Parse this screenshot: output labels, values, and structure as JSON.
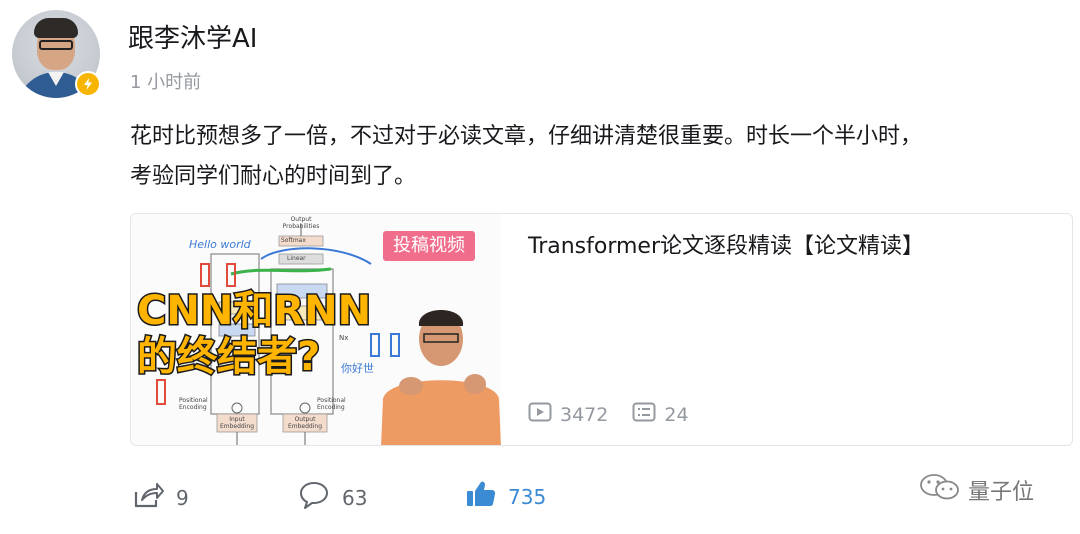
{
  "author": {
    "name": "跟李沐学AI",
    "time": "1 小时前",
    "avatar_icon": "person-avatar-icon",
    "badge_icon": "lightning-badge-icon",
    "badge_color": "#f7b500"
  },
  "post": {
    "text_line1": "花时比预想多了一倍，不过对于必读文章，仔细讲清楚很重要。时长一个半小时，",
    "text_line2": "考验同学们耐心的时间到了。"
  },
  "video": {
    "tag": "投稿视频",
    "tag_color": "#f06d8c",
    "title": "Transformer论文逐段精读【论文精读】",
    "thumbnail_caption_1": "CNN和RNN",
    "thumbnail_caption_2": "的终结者?",
    "views": "3472",
    "comments": "24",
    "views_icon": "play-icon",
    "comments_icon": "danmaku-icon"
  },
  "thumbnail_diagram": {
    "output_label": "Output Probabilities",
    "softmax": "Softmax",
    "linear": "Linear",
    "input_embedding": "Input Embedding",
    "output_embedding": "Output Embedding",
    "pos_encoding_left": "Positional Encoding",
    "pos_encoding_right": "Positional Encoding",
    "hello_world": "Hello world",
    "nx": "Nx",
    "sketch_text": "你好世"
  },
  "actions": {
    "share_count": "9",
    "comment_count": "63",
    "like_count": "735",
    "like_color": "#3a8ad4"
  },
  "watermark": {
    "text": "量子位",
    "icon": "wechat-icon"
  }
}
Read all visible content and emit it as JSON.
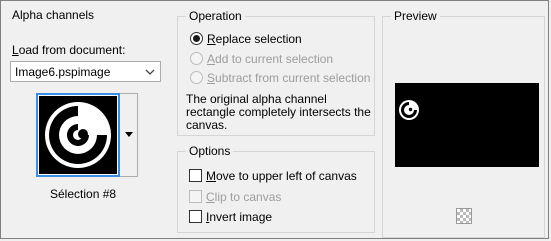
{
  "alpha_channels": {
    "title": "Alpha channels",
    "load_from_label_prefix": "",
    "load_from_label_access": "L",
    "load_from_label_rest": "oad from document:",
    "document_value": "Image6.pspimage",
    "selection_caption": "Sélection #8"
  },
  "operation": {
    "title": "Operation",
    "options": [
      {
        "access": "R",
        "rest": "eplace selection",
        "checked": true,
        "enabled": true
      },
      {
        "access": "A",
        "rest": "dd to current selection",
        "checked": false,
        "enabled": false
      },
      {
        "access": "S",
        "rest": "ubtract from current selection",
        "checked": false,
        "enabled": false
      }
    ],
    "info_line1": "The original alpha channel",
    "info_line2": "rectangle completely intersects the",
    "info_line3": "canvas."
  },
  "options": {
    "title": "Options",
    "items": [
      {
        "access": "M",
        "rest": "ove to upper left of canvas",
        "checked": false,
        "enabled": true
      },
      {
        "access": "C",
        "rest": "lip to canvas",
        "checked": false,
        "enabled": false
      },
      {
        "access": "I",
        "rest": "nvert image",
        "checked": false,
        "enabled": true
      }
    ]
  },
  "preview": {
    "title": "Preview"
  }
}
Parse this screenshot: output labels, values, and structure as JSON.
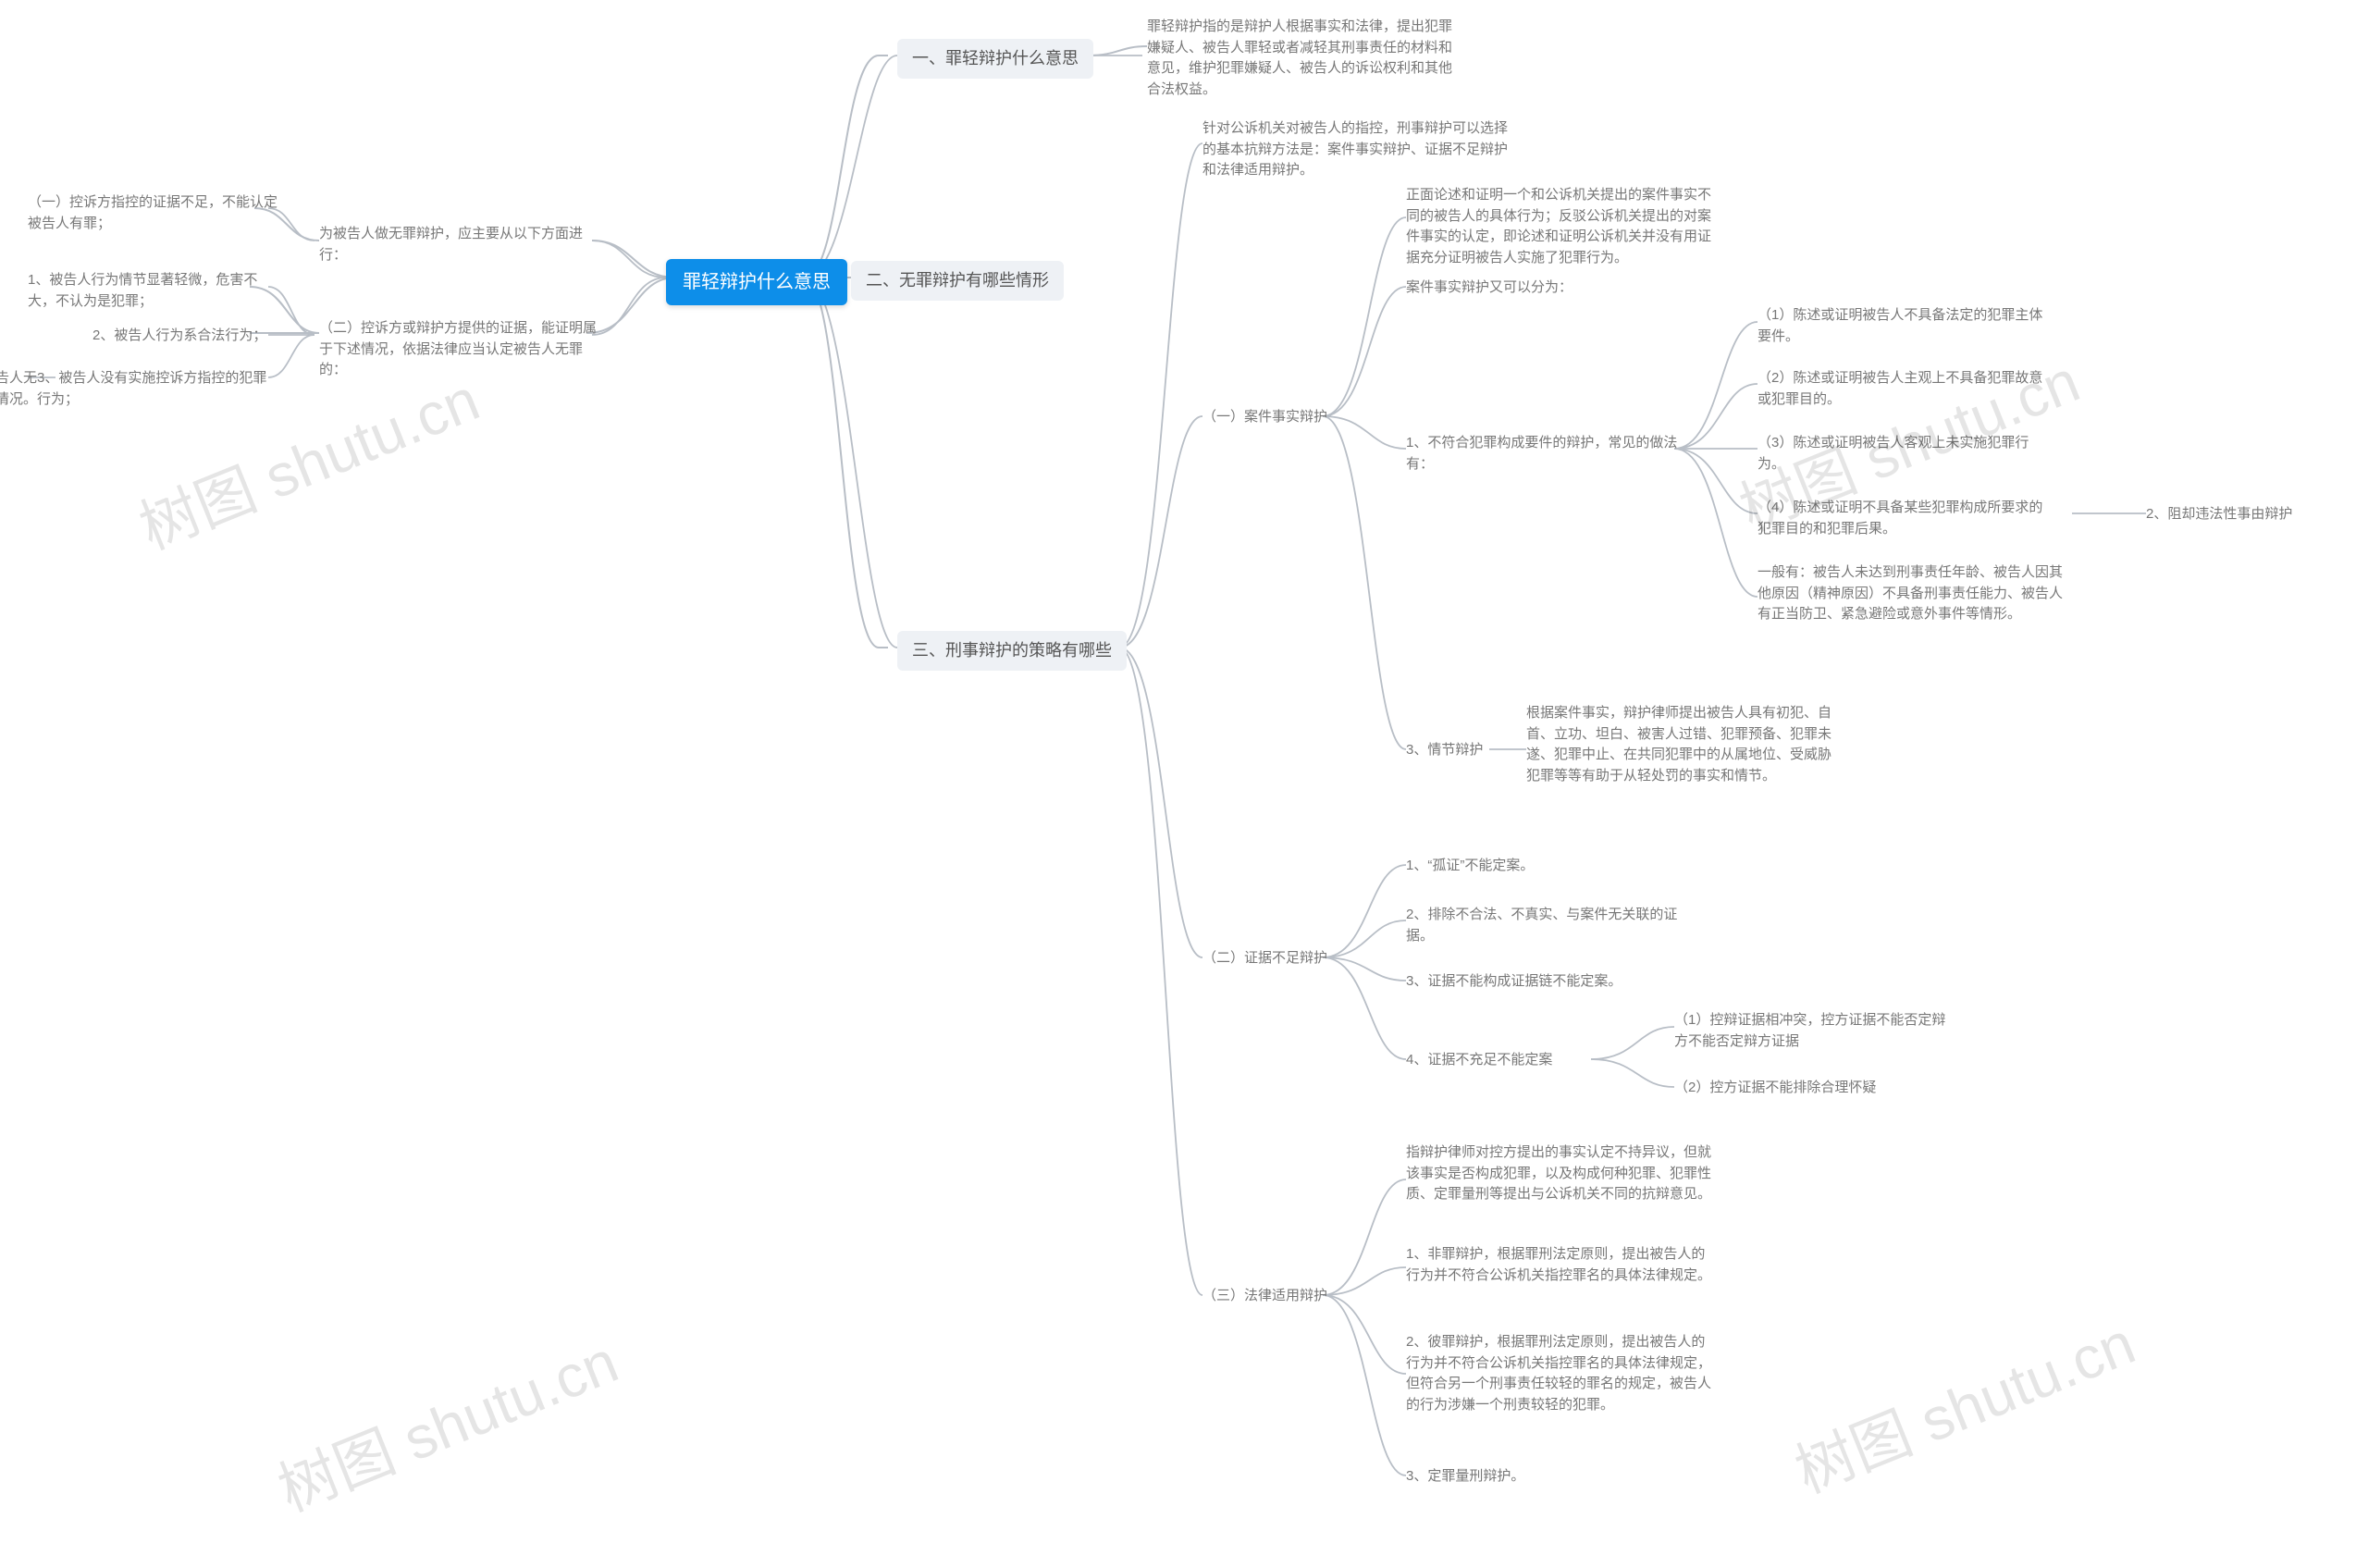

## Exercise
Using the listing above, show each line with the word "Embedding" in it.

## Answer section
    "input_embedding": "Input Embedding",
    "output_embedding": "Output Embedding",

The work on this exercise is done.